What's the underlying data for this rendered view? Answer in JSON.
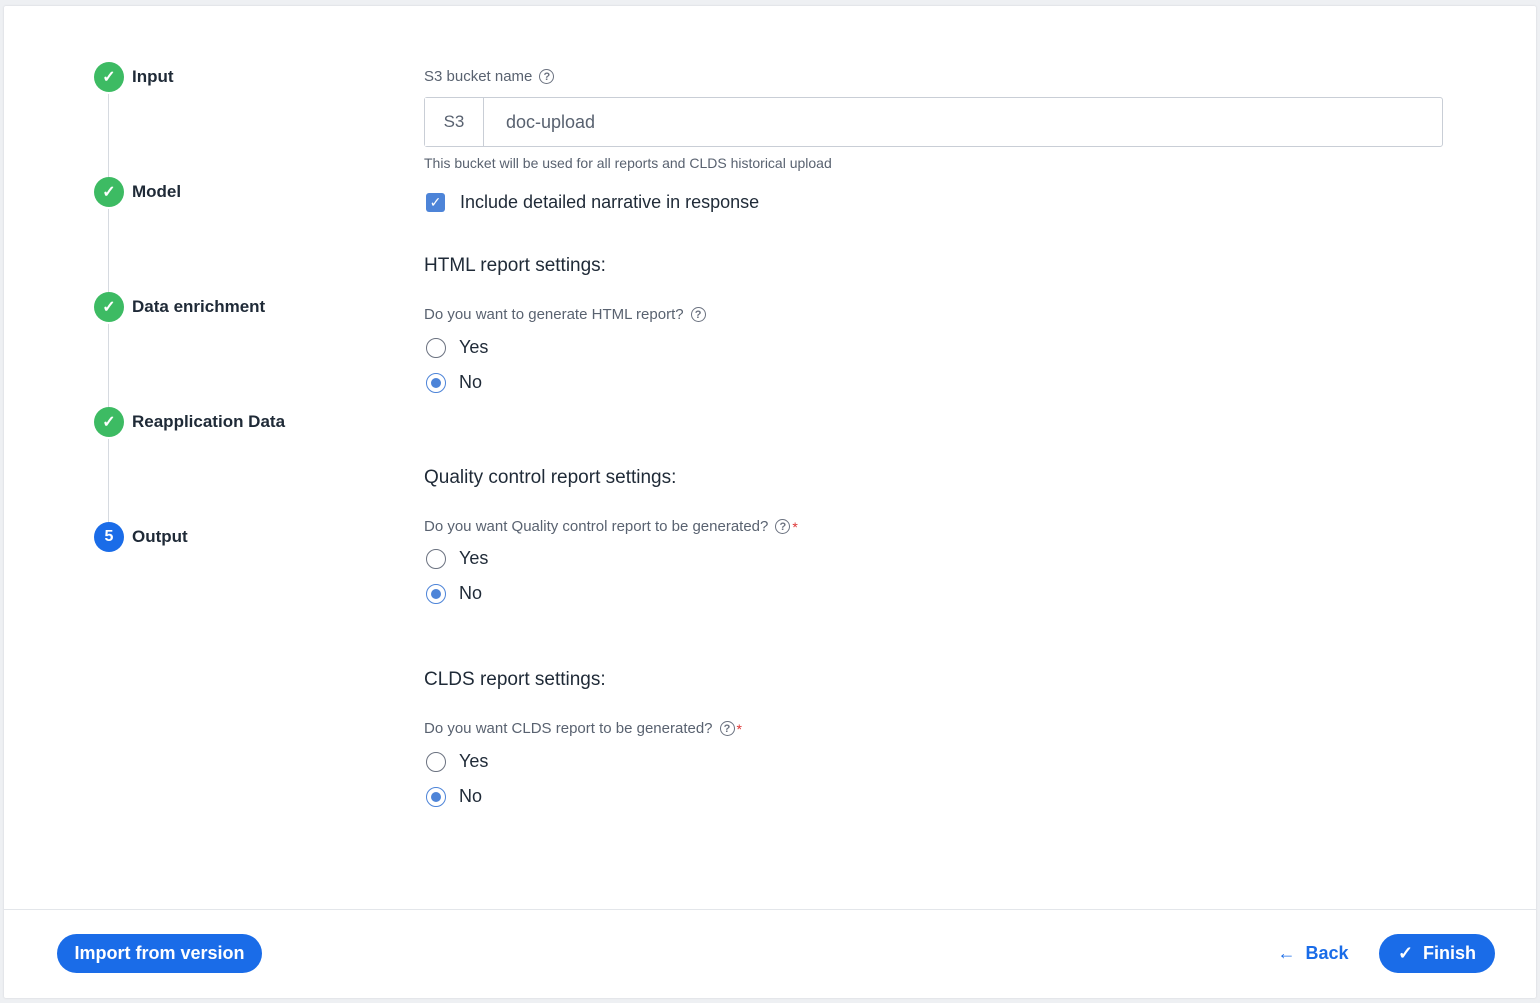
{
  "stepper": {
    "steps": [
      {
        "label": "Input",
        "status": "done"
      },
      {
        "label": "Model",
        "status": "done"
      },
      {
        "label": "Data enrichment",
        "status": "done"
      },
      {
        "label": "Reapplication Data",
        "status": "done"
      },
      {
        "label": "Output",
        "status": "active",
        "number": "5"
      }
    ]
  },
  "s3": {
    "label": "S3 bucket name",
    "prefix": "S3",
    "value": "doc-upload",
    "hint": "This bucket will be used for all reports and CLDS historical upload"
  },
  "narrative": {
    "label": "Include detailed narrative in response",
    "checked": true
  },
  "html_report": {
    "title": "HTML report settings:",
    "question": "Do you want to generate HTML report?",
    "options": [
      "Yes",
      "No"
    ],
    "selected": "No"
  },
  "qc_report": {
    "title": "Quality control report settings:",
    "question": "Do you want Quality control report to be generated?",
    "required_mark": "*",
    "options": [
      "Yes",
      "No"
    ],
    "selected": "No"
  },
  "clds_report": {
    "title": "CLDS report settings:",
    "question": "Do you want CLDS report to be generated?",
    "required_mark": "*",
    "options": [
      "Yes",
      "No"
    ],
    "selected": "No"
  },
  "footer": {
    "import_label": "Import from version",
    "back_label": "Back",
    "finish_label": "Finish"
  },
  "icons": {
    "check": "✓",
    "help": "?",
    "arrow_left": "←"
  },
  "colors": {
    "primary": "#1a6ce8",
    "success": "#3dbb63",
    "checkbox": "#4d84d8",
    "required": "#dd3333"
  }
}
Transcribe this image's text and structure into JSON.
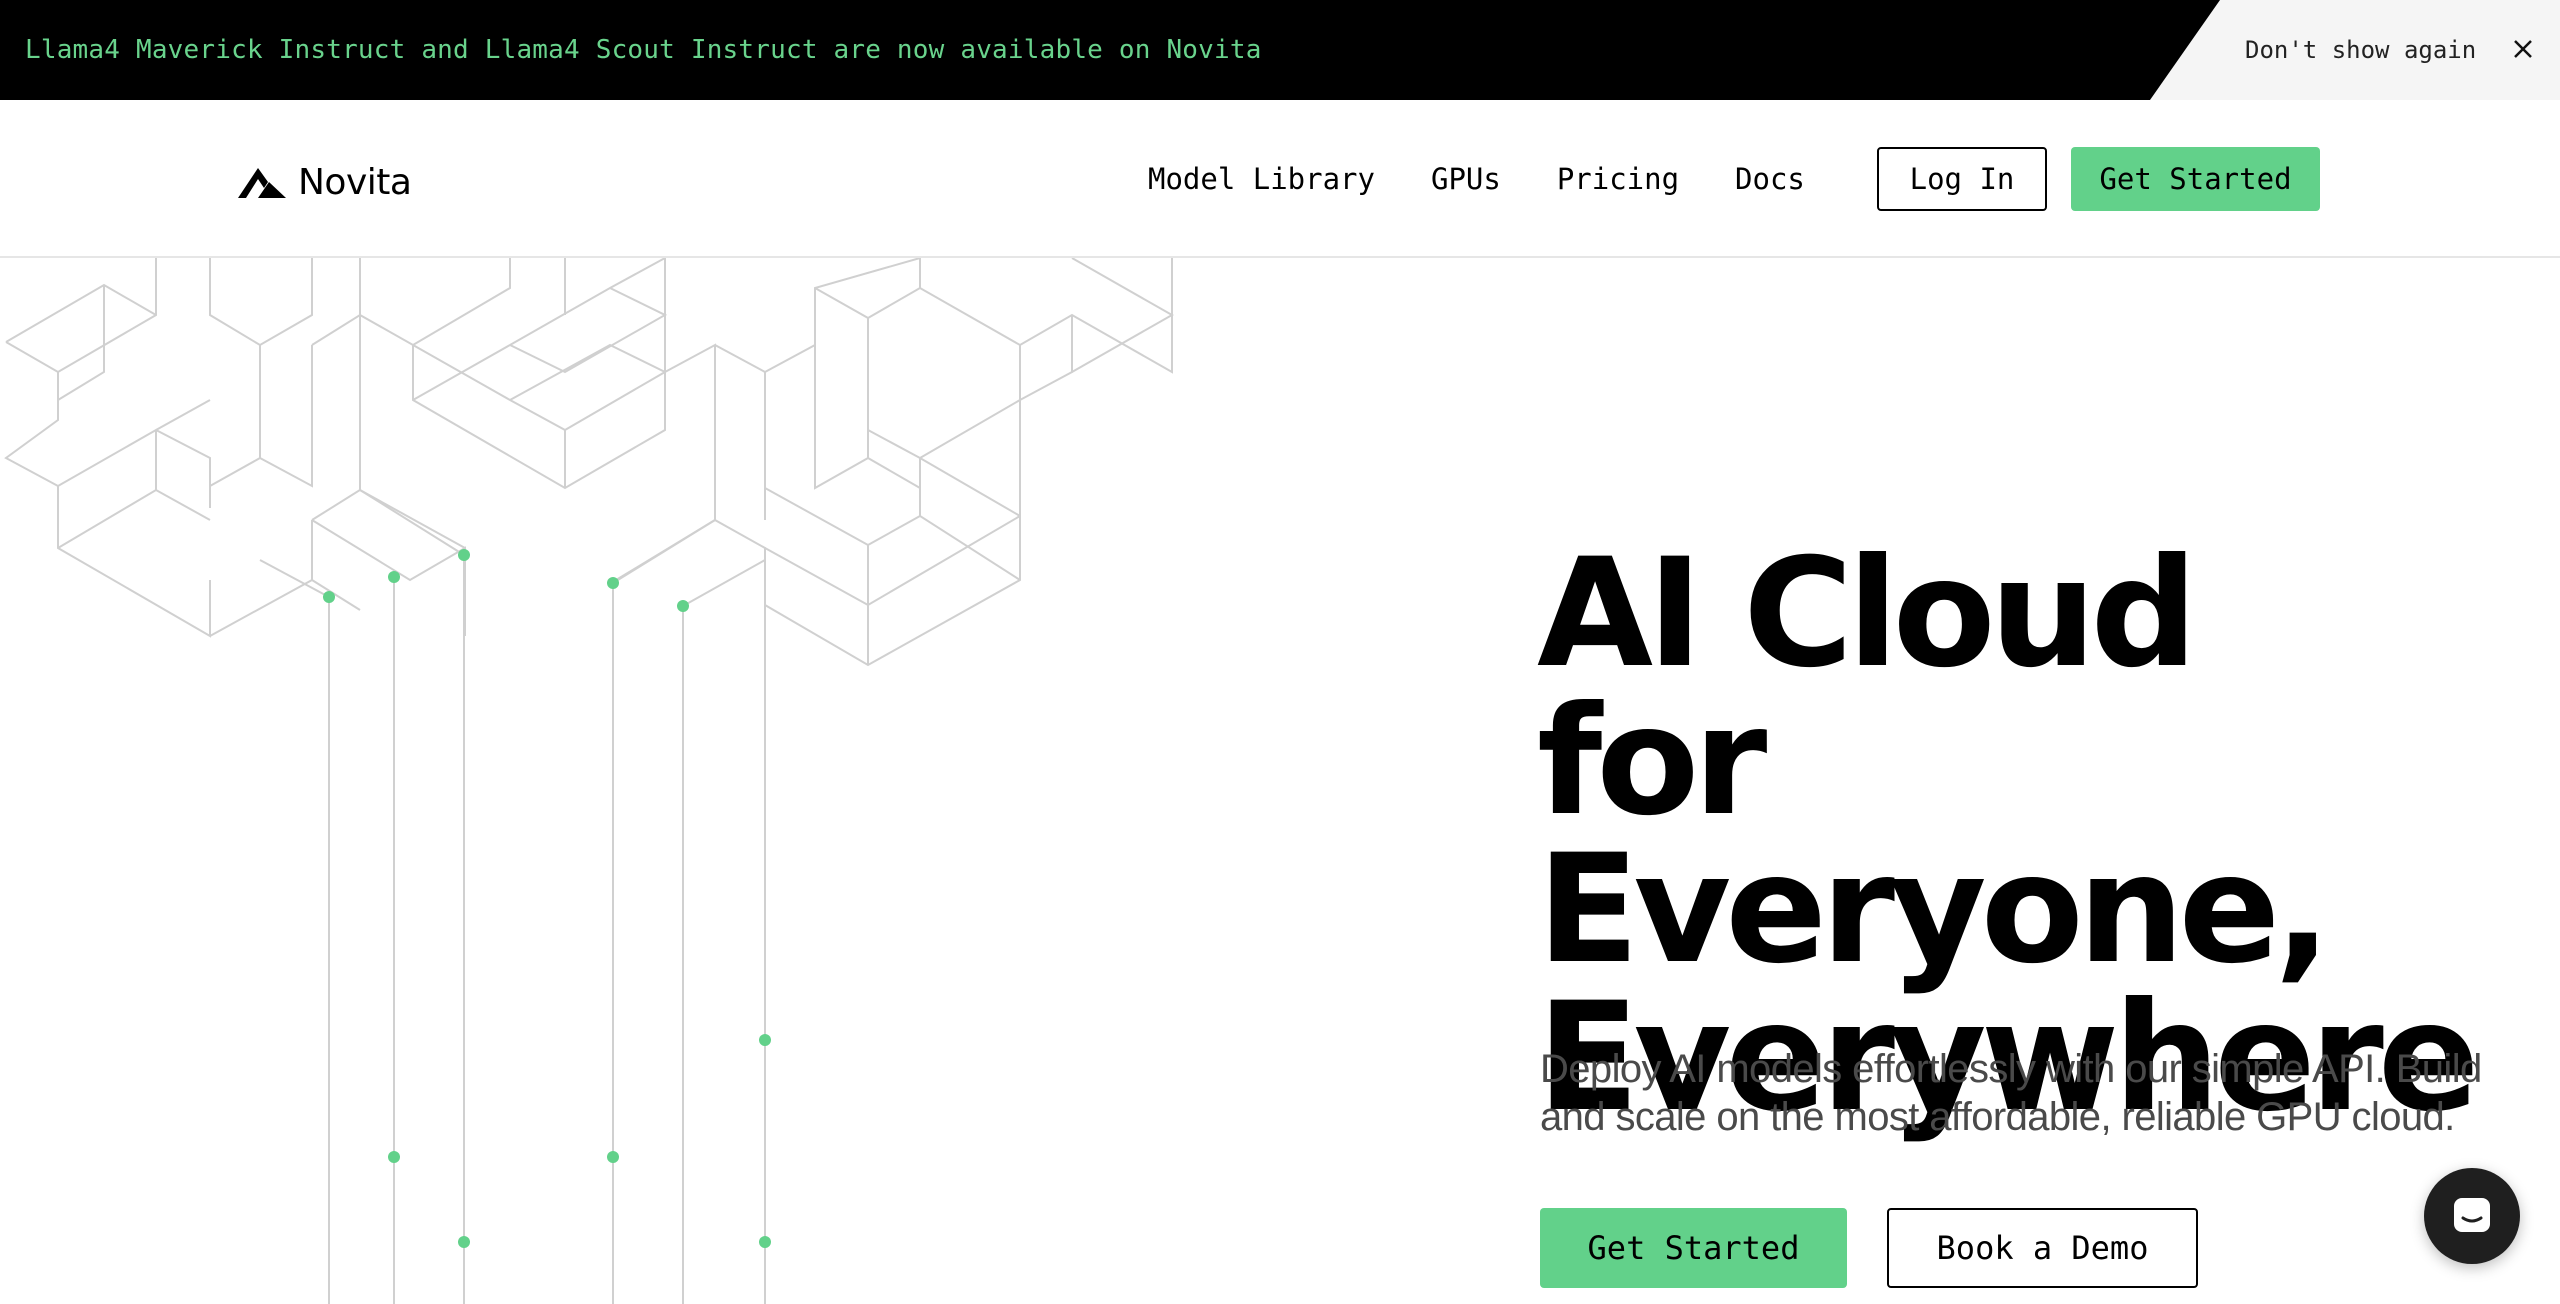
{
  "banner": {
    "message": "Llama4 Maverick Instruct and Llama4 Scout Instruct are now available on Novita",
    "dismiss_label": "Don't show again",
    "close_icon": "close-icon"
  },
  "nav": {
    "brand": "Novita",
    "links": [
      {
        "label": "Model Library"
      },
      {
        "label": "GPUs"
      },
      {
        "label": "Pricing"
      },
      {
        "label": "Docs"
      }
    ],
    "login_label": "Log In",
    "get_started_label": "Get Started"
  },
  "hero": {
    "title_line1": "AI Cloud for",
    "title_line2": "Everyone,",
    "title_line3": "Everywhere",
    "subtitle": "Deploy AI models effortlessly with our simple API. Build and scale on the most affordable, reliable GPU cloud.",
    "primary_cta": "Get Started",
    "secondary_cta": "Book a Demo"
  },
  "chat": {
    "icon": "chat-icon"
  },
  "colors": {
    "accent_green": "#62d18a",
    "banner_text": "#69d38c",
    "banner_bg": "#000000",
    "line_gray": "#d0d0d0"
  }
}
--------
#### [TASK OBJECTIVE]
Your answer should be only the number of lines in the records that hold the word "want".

#### [YOUR RESPONSE]
3